> [Problem]: When you reproduce the entries below, keep each one exact and drop any pictures.
....................
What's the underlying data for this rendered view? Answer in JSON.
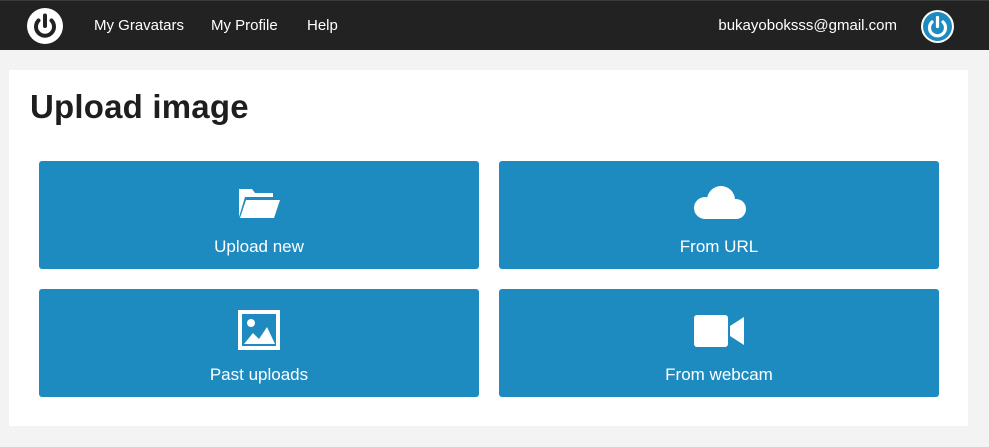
{
  "topbar": {
    "logo_icon": "gravatar-power-logo-icon",
    "nav": [
      {
        "label": "My Gravatars"
      },
      {
        "label": "My Profile"
      },
      {
        "label": "Help"
      }
    ],
    "email": "bukayoboksss@gmail.com",
    "avatar_icon": "gravatar-avatar-icon",
    "background": "#222222"
  },
  "main": {
    "title": "Upload image",
    "tiles": [
      {
        "label": "Upload new",
        "icon": "folder-open-icon"
      },
      {
        "label": "From URL",
        "icon": "cloud-icon"
      },
      {
        "label": "Past uploads",
        "icon": "image-icon"
      },
      {
        "label": "From webcam",
        "icon": "video-camera-icon"
      }
    ],
    "tile_color": "#1e8bc0",
    "accent": "#1e8bc0"
  }
}
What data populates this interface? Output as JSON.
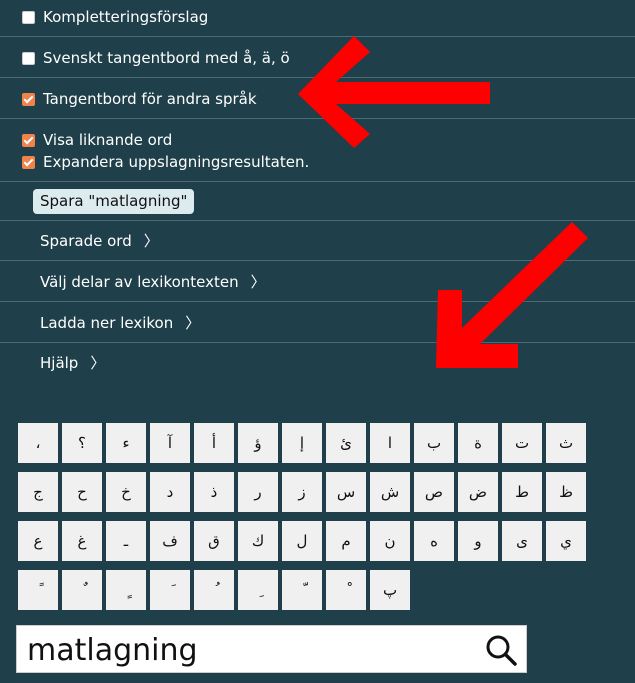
{
  "settings": {
    "options": [
      {
        "label": "Kompletteringsförslag",
        "checked": false
      },
      {
        "label": "Svenskt tangentbord med å, ä, ö",
        "checked": false
      },
      {
        "label": "Tangentbord för andra språk",
        "checked": true
      },
      {
        "label": "Visa liknande ord",
        "checked": true
      },
      {
        "label": "Expandera uppslagningsresultaten.",
        "checked": true
      }
    ],
    "save_button": "Spara \"matlagning\"",
    "menu": [
      {
        "label": "Sparade ord",
        "chevron": "〉"
      },
      {
        "label": "Välj delar av lexikontexten",
        "chevron": "〉"
      },
      {
        "label": "Ladda ner lexikon",
        "chevron": "〉"
      },
      {
        "label": "Hjälp",
        "chevron": "〉"
      }
    ]
  },
  "keyboard": {
    "rows": [
      [
        "،",
        "؟",
        "ء",
        "آ",
        "أ",
        "ؤ",
        "إ",
        "ئ",
        "ا",
        "ب",
        "ة",
        "ت",
        "ث"
      ],
      [
        "ج",
        "ح",
        "خ",
        "د",
        "ذ",
        "ر",
        "ز",
        "س",
        "ش",
        "ص",
        "ض",
        "ط",
        "ظ"
      ],
      [
        "ع",
        "غ",
        "ـ",
        "ف",
        "ق",
        "ك",
        "ل",
        "م",
        "ن",
        "ه",
        "و",
        "ى",
        "ي"
      ],
      [
        "ً",
        "ٌ",
        "ٍ",
        "َ",
        "ُ",
        "ِ",
        "ّ",
        "ْ",
        "پ"
      ]
    ]
  },
  "search": {
    "value": "matlagning",
    "icon": "search-icon"
  },
  "colors": {
    "background": "#1f3f4a",
    "checkbox_checked": "#f0834a",
    "annotation_arrow": "#ff0000"
  }
}
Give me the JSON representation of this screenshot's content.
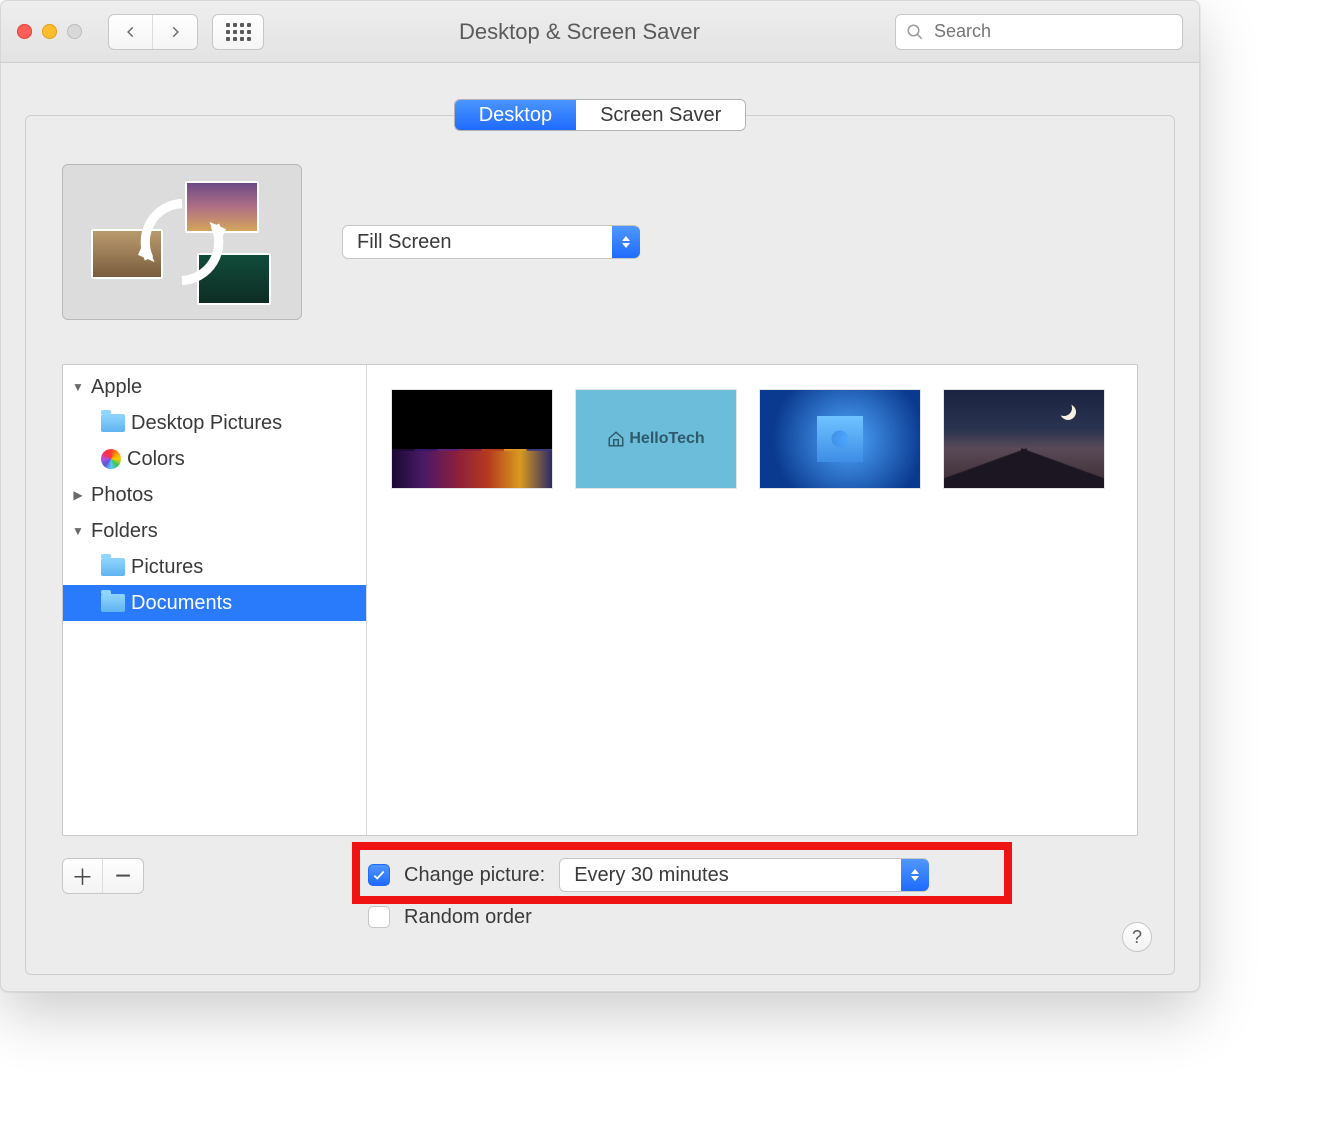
{
  "window": {
    "title": "Desktop & Screen Saver",
    "search_placeholder": "Search"
  },
  "tabs": {
    "desktop": "Desktop",
    "screensaver": "Screen Saver"
  },
  "fit_mode": {
    "selected": "Fill Screen"
  },
  "sidebar": {
    "apple": "Apple",
    "desktop_pictures": "Desktop Pictures",
    "colors": "Colors",
    "photos": "Photos",
    "folders": "Folders",
    "pictures": "Pictures",
    "documents": "Documents"
  },
  "thumb2_label": "HelloTech",
  "change_picture": {
    "label": "Change picture:",
    "checked": true,
    "interval_selected": "Every 30 minutes"
  },
  "random_order": {
    "label": "Random order",
    "checked": false
  },
  "help": "?"
}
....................
> [Answer space]:
What's the underlying data for this rendered view? Answer in JSON.
{
  "topbar": {
    "logo_icon": "gravatar-power-logo-icon",
    "nav": [
      {
        "label": "My Gravatars"
      },
      {
        "label": "My Profile"
      },
      {
        "label": "Help"
      }
    ],
    "email": "bukayoboksss@gmail.com",
    "avatar_icon": "gravatar-avatar-icon",
    "background": "#222222"
  },
  "main": {
    "title": "Upload image",
    "tiles": [
      {
        "label": "Upload new",
        "icon": "folder-open-icon"
      },
      {
        "label": "From URL",
        "icon": "cloud-icon"
      },
      {
        "label": "Past uploads",
        "icon": "image-icon"
      },
      {
        "label": "From webcam",
        "icon": "video-camera-icon"
      }
    ],
    "tile_color": "#1e8bc0",
    "accent": "#1e8bc0"
  }
}
What data populates this interface? Output as JSON.
{
  "settings": {
    "options": [
      {
        "label": "Kompletteringsförslag",
        "checked": false
      },
      {
        "label": "Svenskt tangentbord med å, ä, ö",
        "checked": false
      },
      {
        "label": "Tangentbord för andra språk",
        "checked": true
      },
      {
        "label": "Visa liknande ord",
        "checked": true
      },
      {
        "label": "Expandera uppslagningsresultaten.",
        "checked": true
      }
    ],
    "save_button": "Spara \"matlagning\"",
    "menu": [
      {
        "label": "Sparade ord",
        "chevron": "〉"
      },
      {
        "label": "Välj delar av lexikontexten",
        "chevron": "〉"
      },
      {
        "label": "Ladda ner lexikon",
        "chevron": "〉"
      },
      {
        "label": "Hjälp",
        "chevron": "〉"
      }
    ]
  },
  "keyboard": {
    "rows": [
      [
        "،",
        "؟",
        "ء",
        "آ",
        "أ",
        "ؤ",
        "إ",
        "ئ",
        "ا",
        "ب",
        "ة",
        "ت",
        "ث"
      ],
      [
        "ج",
        "ح",
        "خ",
        "د",
        "ذ",
        "ر",
        "ز",
        "س",
        "ش",
        "ص",
        "ض",
        "ط",
        "ظ"
      ],
      [
        "ع",
        "غ",
        "ـ",
        "ف",
        "ق",
        "ك",
        "ل",
        "م",
        "ن",
        "ه",
        "و",
        "ى",
        "ي"
      ],
      [
        "ً",
        "ٌ",
        "ٍ",
        "َ",
        "ُ",
        "ِ",
        "ّ",
        "ْ",
        "پ"
      ]
    ]
  },
  "search": {
    "value": "matlagning",
    "icon": "search-icon"
  },
  "colors": {
    "background": "#1f3f4a",
    "checkbox_checked": "#f0834a",
    "annotation_arrow": "#ff0000"
  }
}
Give me the JSON representation of this screenshot's content.
{
  "window": {
    "title": "Desktop & Screen Saver",
    "search_placeholder": "Search"
  },
  "tabs": {
    "desktop": "Desktop",
    "screensaver": "Screen Saver"
  },
  "fit_mode": {
    "selected": "Fill Screen"
  },
  "sidebar": {
    "apple": "Apple",
    "desktop_pictures": "Desktop Pictures",
    "colors": "Colors",
    "photos": "Photos",
    "folders": "Folders",
    "pictures": "Pictures",
    "documents": "Documents"
  },
  "thumb2_label": "HelloTech",
  "change_picture": {
    "label": "Change picture:",
    "checked": true,
    "interval_selected": "Every 30 minutes"
  },
  "random_order": {
    "label": "Random order",
    "checked": false
  },
  "help": "?"
}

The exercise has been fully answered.